At Thursday's 5:30 p.m. Hays City Commission work session, commissioners will consider approving an ordinance regulating wind energy development. The drafted zoning regulations have been submitted by the Hays Area Planning Commission, which has been working on the document since last April. A current moratorium on wind energy development was established to give the planning commission time to develop the regulations.
Wind turbines in Kansas could be taxed by the state and local governments under legislation supported Friday by a group of western Kansas officials. A bill before the House Taxation Committee would eliminate the lifetime property tax exemption granted in 1998 to renewable energy resources and technologies. The Kansas Legislative Policy Group, a coalition of 30 county commissions in western Kansas, offered the sole testimony in support of the change Friday.

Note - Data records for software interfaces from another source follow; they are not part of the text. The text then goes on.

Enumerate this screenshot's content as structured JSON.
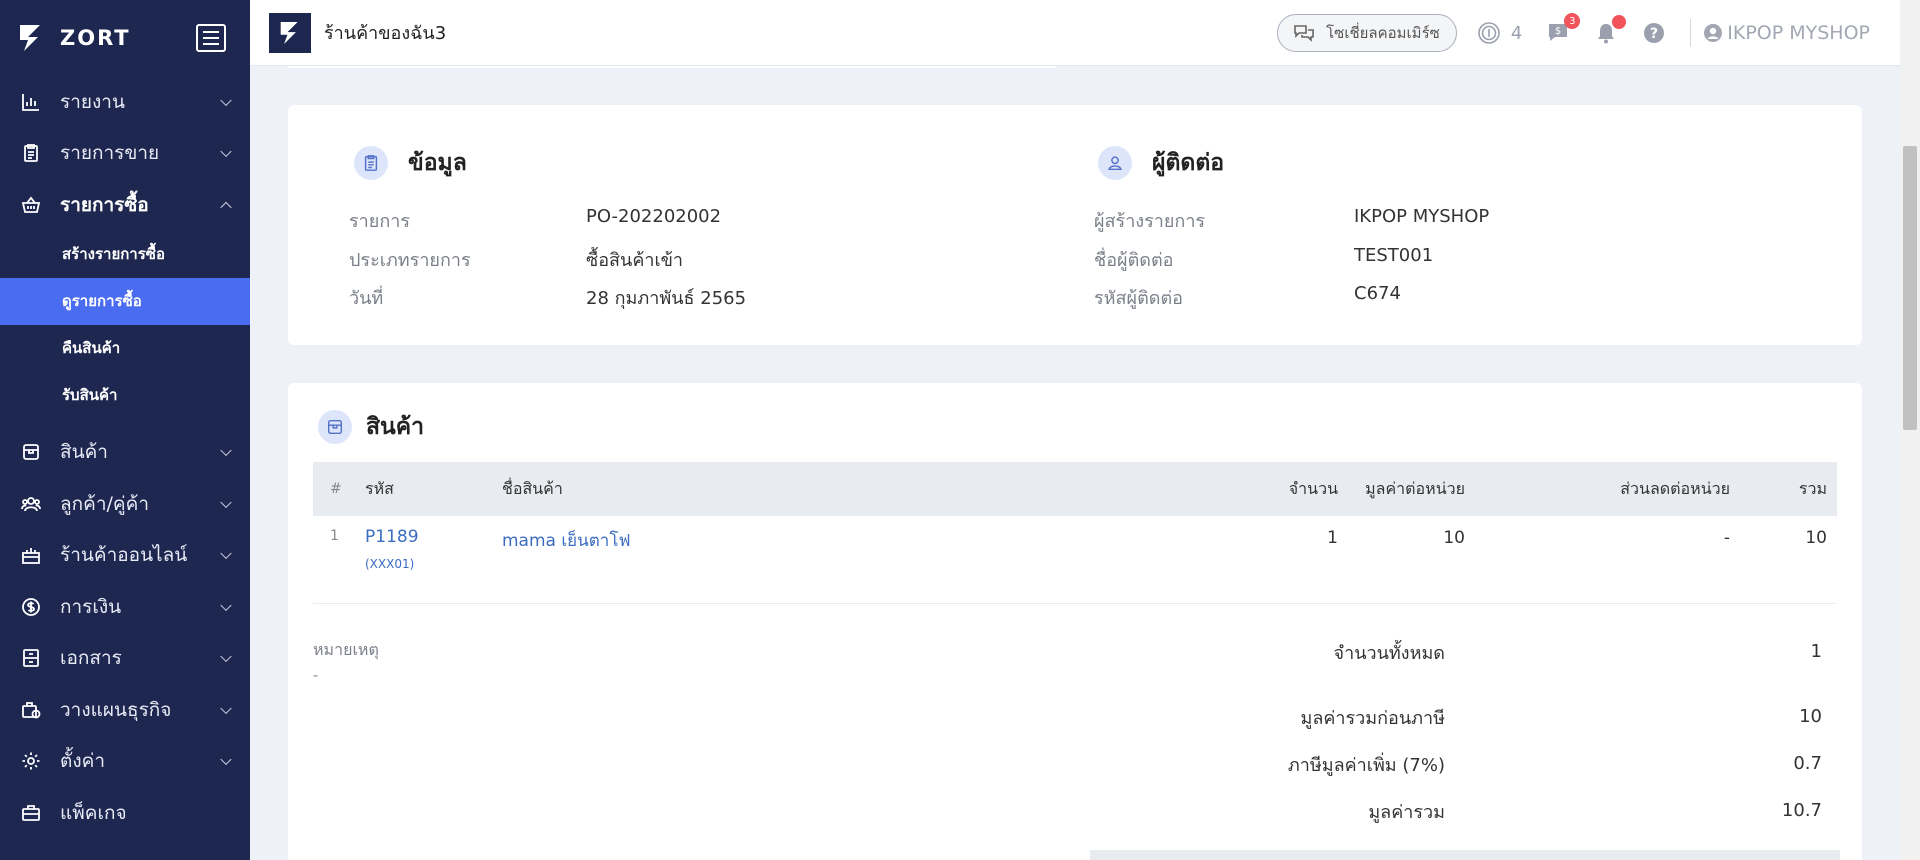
{
  "brand": {
    "name": "ZORT"
  },
  "sidebar": {
    "items": [
      {
        "label": "รายงาน",
        "icon": "bar-chart-icon"
      },
      {
        "label": "รายการขาย",
        "icon": "clipboard-icon"
      },
      {
        "label": "รายการซื้อ",
        "icon": "basket-icon",
        "expanded": true
      },
      {
        "label": "สินค้า",
        "icon": "box-icon"
      },
      {
        "label": "ลูกค้า/คู่ค้า",
        "icon": "users-icon"
      },
      {
        "label": "ร้านค้าออนไลน์",
        "icon": "gift-icon"
      },
      {
        "label": "การเงิน",
        "icon": "dollar-circle-icon"
      },
      {
        "label": "เอกสาร",
        "icon": "archive-icon"
      },
      {
        "label": "วางแผนธุรกิจ",
        "icon": "briefcase-chart-icon"
      },
      {
        "label": "ตั้งค่า",
        "icon": "gear-icon"
      },
      {
        "label": "แพ็คเกจ",
        "icon": "briefcase-icon"
      }
    ],
    "purchase_sub": [
      {
        "label": "สร้างรายการซื้อ"
      },
      {
        "label": "ดูรายการซื้อ",
        "active": true
      },
      {
        "label": "คืนสินค้า"
      },
      {
        "label": "รับสินค้า"
      }
    ]
  },
  "header": {
    "store_name": "ร้านค้าของฉัน3",
    "social_label": "โซเชี่ยลคอมเมิร์ซ",
    "coin_count": "4",
    "chat_badge": "3",
    "user_name": "IKPOP MYSHOP"
  },
  "info": {
    "title": "ข้อมูล",
    "rows": [
      {
        "label": "รายการ",
        "value": "PO-202202002"
      },
      {
        "label": "ประเภทรายการ",
        "value": "ซื้อสินค้าเข้า"
      },
      {
        "label": "วันที่",
        "value": "28 กุมภาพันธ์ 2565"
      }
    ]
  },
  "contact": {
    "title": "ผู้ติดต่อ",
    "rows": [
      {
        "label": "ผู้สร้างรายการ",
        "value": "IKPOP MYSHOP"
      },
      {
        "label": "ชื่อผู้ติดต่อ",
        "value": "TEST001"
      },
      {
        "label": "รหัสผู้ติดต่อ",
        "value": "C674"
      }
    ]
  },
  "products": {
    "title": "สินค้า",
    "columns": {
      "index": "#",
      "code": "รหัส",
      "name": "ชื่อสินค้า",
      "qty": "จำนวน",
      "unit_price": "มูลค่าต่อหน่วย",
      "discount": "ส่วนลดต่อหน่วย",
      "total": "รวม"
    },
    "rows": [
      {
        "index": "1",
        "code": "P1189",
        "sub_code": "(XXX01)",
        "name": "mama เย็นตาโฟ",
        "qty": "1",
        "unit_price": "10",
        "discount": "-",
        "total": "10"
      }
    ],
    "remark_label": "หมายเหตุ",
    "remark_value": "-"
  },
  "summary": {
    "total_qty_label": "จำนวนทั้งหมด",
    "total_qty": "1",
    "pre_tax_label": "มูลค่ารวมก่อนภาษี",
    "pre_tax": "10",
    "vat_label": "ภาษีมูลค่าเพิ่ม (7%)",
    "vat": "0.7",
    "grand_label": "มูลค่ารวม",
    "grand": "10.7"
  },
  "colors": {
    "sidebar": "#1e2750",
    "active": "#4a6cf0",
    "link": "#3b6cc0",
    "badge": "#f2545b"
  }
}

After nearly a year's work, the Hays Area Planning Commission recommended approval of its drafted wind energy regulations in a 6-0 vote Monday evening. The document will proceed to the Hays City Commission for discussion at the March 5 work session. ...The regulations also state that no turbine taller than 125 feet would be allowed within city limits, which includes the 3-mile zone. In residential zoned districts, maximum tower height would be 45 feet.
Representatives of British Petroleum Wind Energy are wooing Pratt County farmers to use their land for development of a possible wind farm in Pratt County while BP is finishing preparations to put their Flat Ridge Wind Farm with 40 wind turbines into operation in Barber County.
A House committee endorsed a bill Thursday that ties two proposed coal-fired power plants in southwest Kansas to proposals for promoting wind and other renewable energy sources. Supporters used the same strategy last year in an unsuccessful effort to clear the way for the coal plants despite Gov. Kathleen Sebelius' opposition.
Ellis County commissioners discussed the possibility of implementing a moratorium on wind development in the county again Monday. Commissioner Glenn Diehl reiterated he would not support a long-term moratorium. "There's no way I'm going to impact any ... future projects," Diehl said. "It would have to be extremely short-term if we decide on one -- less than six months."
Two Kansas House of Representative bills being heard in the committee on energy and utilities have sparked opposition by local government officials. House bills 2043 and 2051, dealing with the regulation of wind and solar energy, would allow developers to build renewable energy plants without regard for already-established local zoning regulations.
Every Landowner should know that a wind farm lease may damage and limit the use of one's own ground.
ITC Great Plains has revised its route for a proposed transmission line running through Ellis County, but it's not due to the location of a proposed wind project in the area. After the company received public input in December, it opted to change its preferred route to run farther west than originally anticipated. The line would run through the proposed Hays Wind LLC project west of Yocemento Road.